Corned beef brisket refers to the corning (brining) process the meat undergoes before being sold. Large salt crystals, referred to as corns, made up a part of the brine. After a week-long salt bath, the beef brisket gets packaged with additional spices for sale in stores. Its Irish association comes because Ireland was the biggest exporter of corned beef until 1825. The popularity of corned beef grew in the United States in the mid-1800s with Irish immigrants. You will find two types of corned beef brisket: flat and point cuts. Point cuts take longer to cook and have more fat, but this larger brisket has more flavor than the leaner flat cut. While not authentically Irish, cabbage and potatoes often accompany corned beef, especially at St. Patrick's Day, but you do not have to wait for the holiday to have this hearty meal.
Things You'll Need
Packaged point cut of corned beef brisket
Deep pot with lid
Remove the corned beef brisket from the package and place it into the pot.
Fill the pot with water, enough to cover the beef.
Bring the mixture to a boil over medium high heat.
Lower the temperature to medium low to simmer the beef brisket for 4 to 5 hours or until tender.
Pull the brisket from the water and let it rest for 30 minutes before cutting across the grain into slices.
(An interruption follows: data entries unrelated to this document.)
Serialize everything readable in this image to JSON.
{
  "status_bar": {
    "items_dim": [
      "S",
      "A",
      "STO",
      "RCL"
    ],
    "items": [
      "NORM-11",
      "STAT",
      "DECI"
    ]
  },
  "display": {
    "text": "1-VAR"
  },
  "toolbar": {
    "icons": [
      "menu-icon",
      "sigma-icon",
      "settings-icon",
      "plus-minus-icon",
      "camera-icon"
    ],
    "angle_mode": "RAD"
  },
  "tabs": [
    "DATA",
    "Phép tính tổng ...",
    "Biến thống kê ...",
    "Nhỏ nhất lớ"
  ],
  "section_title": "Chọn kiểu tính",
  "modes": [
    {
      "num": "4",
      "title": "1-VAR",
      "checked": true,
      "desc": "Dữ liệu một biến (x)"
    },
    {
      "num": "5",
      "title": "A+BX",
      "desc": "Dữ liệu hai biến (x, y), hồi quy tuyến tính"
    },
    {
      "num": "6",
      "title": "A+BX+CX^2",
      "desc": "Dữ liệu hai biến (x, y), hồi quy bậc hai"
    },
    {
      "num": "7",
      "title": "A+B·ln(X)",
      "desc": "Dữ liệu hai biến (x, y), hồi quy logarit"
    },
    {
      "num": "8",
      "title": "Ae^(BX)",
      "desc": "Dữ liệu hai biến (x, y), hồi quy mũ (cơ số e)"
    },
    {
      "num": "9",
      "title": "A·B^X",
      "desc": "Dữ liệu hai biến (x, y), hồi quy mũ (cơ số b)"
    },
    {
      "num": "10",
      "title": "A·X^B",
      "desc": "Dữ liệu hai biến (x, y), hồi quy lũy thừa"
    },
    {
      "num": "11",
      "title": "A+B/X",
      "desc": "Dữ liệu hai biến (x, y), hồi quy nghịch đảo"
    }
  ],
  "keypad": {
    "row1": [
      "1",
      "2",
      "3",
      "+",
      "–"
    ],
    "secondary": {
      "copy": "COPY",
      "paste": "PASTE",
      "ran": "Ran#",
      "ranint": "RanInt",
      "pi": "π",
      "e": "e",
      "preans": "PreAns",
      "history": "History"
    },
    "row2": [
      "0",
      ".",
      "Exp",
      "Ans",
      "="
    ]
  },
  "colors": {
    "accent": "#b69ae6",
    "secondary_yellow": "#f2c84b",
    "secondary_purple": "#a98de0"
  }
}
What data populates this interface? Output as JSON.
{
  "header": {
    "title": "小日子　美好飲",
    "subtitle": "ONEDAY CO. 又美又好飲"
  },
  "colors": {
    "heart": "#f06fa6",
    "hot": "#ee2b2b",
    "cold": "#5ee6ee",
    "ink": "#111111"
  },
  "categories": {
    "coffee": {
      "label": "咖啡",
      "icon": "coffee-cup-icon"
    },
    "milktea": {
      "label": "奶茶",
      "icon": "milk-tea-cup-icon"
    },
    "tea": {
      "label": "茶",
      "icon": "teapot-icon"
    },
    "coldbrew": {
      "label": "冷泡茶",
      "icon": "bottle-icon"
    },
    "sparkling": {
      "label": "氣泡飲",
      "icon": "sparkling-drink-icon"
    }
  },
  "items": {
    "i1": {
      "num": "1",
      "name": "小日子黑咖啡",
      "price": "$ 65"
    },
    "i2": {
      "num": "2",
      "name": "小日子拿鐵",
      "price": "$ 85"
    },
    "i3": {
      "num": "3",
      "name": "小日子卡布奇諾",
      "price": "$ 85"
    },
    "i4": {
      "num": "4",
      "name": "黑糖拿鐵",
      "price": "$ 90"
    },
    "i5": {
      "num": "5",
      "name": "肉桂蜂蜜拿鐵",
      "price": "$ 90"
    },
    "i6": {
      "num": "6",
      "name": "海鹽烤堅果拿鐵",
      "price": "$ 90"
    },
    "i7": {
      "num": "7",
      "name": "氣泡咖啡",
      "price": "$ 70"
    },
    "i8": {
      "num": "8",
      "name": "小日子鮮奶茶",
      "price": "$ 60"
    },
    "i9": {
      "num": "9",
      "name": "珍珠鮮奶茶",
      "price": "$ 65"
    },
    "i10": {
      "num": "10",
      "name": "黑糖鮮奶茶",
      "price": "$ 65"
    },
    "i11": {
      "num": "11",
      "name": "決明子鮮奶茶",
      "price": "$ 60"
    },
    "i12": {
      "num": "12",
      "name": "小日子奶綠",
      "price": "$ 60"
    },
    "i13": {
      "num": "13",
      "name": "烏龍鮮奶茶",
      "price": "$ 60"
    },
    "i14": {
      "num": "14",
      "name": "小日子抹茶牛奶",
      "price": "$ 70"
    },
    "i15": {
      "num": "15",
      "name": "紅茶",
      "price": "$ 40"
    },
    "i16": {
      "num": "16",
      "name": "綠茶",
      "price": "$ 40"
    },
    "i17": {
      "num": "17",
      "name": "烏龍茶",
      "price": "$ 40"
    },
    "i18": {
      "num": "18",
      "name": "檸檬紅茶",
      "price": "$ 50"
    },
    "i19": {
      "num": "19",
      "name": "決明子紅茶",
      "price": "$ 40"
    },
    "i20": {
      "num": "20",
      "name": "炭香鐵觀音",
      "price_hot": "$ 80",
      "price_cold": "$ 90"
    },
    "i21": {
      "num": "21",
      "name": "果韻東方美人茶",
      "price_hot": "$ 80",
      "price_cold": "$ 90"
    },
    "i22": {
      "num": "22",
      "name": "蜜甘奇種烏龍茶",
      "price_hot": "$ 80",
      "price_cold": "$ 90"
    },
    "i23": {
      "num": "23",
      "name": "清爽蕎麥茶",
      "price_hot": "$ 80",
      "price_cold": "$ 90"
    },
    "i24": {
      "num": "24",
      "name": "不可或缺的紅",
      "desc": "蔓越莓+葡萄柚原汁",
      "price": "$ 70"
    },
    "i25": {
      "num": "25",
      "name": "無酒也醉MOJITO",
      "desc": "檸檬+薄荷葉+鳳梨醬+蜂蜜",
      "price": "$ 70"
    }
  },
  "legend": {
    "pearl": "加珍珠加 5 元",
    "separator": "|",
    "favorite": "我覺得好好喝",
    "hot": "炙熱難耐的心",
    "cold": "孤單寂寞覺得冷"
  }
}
Should you not be able to find corned beef brisket, use a point cut beef brisket and marinate it in a salt brine with spices for 10 days before cooking.